## EXERCISE AIM
The reply should hold every line of the data, unchanged and complete.

*** Block opens ***

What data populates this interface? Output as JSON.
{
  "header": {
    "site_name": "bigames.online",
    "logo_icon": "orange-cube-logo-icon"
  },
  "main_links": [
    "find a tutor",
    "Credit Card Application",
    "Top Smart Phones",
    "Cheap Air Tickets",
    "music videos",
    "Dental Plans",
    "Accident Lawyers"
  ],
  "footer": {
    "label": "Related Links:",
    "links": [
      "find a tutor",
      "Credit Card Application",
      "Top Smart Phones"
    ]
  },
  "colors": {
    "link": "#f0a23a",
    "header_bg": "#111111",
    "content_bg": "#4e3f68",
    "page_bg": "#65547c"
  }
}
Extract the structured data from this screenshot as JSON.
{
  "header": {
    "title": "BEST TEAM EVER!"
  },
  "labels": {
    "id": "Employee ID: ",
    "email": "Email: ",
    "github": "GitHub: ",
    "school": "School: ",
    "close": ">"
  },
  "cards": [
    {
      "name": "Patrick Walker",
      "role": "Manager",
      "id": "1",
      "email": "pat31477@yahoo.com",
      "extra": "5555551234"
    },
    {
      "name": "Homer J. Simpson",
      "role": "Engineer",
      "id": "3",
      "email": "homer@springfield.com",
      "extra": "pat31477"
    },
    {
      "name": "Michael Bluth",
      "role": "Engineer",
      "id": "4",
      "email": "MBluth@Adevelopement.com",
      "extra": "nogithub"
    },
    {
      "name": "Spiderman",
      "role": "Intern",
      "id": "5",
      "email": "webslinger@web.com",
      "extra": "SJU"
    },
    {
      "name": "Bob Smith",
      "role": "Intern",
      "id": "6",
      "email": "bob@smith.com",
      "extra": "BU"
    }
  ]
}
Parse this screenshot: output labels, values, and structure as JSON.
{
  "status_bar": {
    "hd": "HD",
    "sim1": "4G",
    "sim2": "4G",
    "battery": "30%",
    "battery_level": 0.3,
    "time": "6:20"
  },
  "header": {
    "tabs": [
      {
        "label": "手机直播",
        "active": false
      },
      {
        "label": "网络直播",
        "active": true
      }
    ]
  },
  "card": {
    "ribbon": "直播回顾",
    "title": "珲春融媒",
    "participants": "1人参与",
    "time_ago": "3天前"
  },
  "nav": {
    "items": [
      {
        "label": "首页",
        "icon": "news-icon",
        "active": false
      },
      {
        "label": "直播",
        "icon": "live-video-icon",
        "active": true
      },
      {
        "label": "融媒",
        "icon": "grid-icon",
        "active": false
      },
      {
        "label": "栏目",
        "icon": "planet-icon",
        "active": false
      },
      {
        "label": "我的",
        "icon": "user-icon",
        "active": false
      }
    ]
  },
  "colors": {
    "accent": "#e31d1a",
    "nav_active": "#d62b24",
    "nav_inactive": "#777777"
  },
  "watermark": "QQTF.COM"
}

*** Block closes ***

## COMPLETED EXERCISE
What data populates this interface? Output as JSON.
{
  "header": {
    "site_name": "bigames.online",
    "logo_icon": "orange-cube-logo-icon"
  },
  "main_links": [
    "find a tutor",
    "Credit Card Application",
    "Top Smart Phones",
    "Cheap Air Tickets",
    "music videos",
    "Dental Plans",
    "Accident Lawyers"
  ],
  "footer": {
    "label": "Related Links:",
    "links": [
      "find a tutor",
      "Credit Card Application",
      "Top Smart Phones"
    ]
  },
  "colors": {
    "link": "#f0a23a",
    "header_bg": "#111111",
    "content_bg": "#4e3f68",
    "page_bg": "#65547c"
  }
}
Extract the structured data from this screenshot as JSON.
{
  "header": {
    "title": "BEST TEAM EVER!"
  },
  "labels": {
    "id": "Employee ID: ",
    "email": "Email: ",
    "github": "GitHub: ",
    "school": "School: ",
    "close": ">"
  },
  "cards": [
    {
      "name": "Patrick Walker",
      "role": "Manager",
      "id": "1",
      "email": "pat31477@yahoo.com",
      "extra": "5555551234"
    },
    {
      "name": "Homer J. Simpson",
      "role": "Engineer",
      "id": "3",
      "email": "homer@springfield.com",
      "extra": "pat31477"
    },
    {
      "name": "Michael Bluth",
      "role": "Engineer",
      "id": "4",
      "email": "MBluth@Adevelopement.com",
      "extra": "nogithub"
    },
    {
      "name": "Spiderman",
      "role": "Intern",
      "id": "5",
      "email": "webslinger@web.com",
      "extra": "SJU"
    },
    {
      "name": "Bob Smith",
      "role": "Intern",
      "id": "6",
      "email": "bob@smith.com",
      "extra": "BU"
    }
  ]
}
Parse this screenshot: output labels, values, and structure as JSON.
{
  "status_bar": {
    "hd": "HD",
    "sim1": "4G",
    "sim2": "4G",
    "battery": "30%",
    "battery_level": 0.3,
    "time": "6:20"
  },
  "header": {
    "tabs": [
      {
        "label": "手机直播",
        "active": false
      },
      {
        "label": "网络直播",
        "active": true
      }
    ]
  },
  "card": {
    "ribbon": "直播回顾",
    "title": "珲春融媒",
    "participants": "1人参与",
    "time_ago": "3天前"
  },
  "nav": {
    "items": [
      {
        "label": "首页",
        "icon": "news-icon",
        "active": false
      },
      {
        "label": "直播",
        "icon": "live-video-icon",
        "active": true
      },
      {
        "label": "融媒",
        "icon": "grid-icon",
        "active": false
      },
      {
        "label": "栏目",
        "icon": "planet-icon",
        "active": false
      },
      {
        "label": "我的",
        "icon": "user-icon",
        "active": false
      }
    ]
  },
  "colors": {
    "accent": "#e31d1a",
    "nav_active": "#d62b24",
    "nav_inactive": "#777777"
  },
  "watermark": "QQTF.COM"
}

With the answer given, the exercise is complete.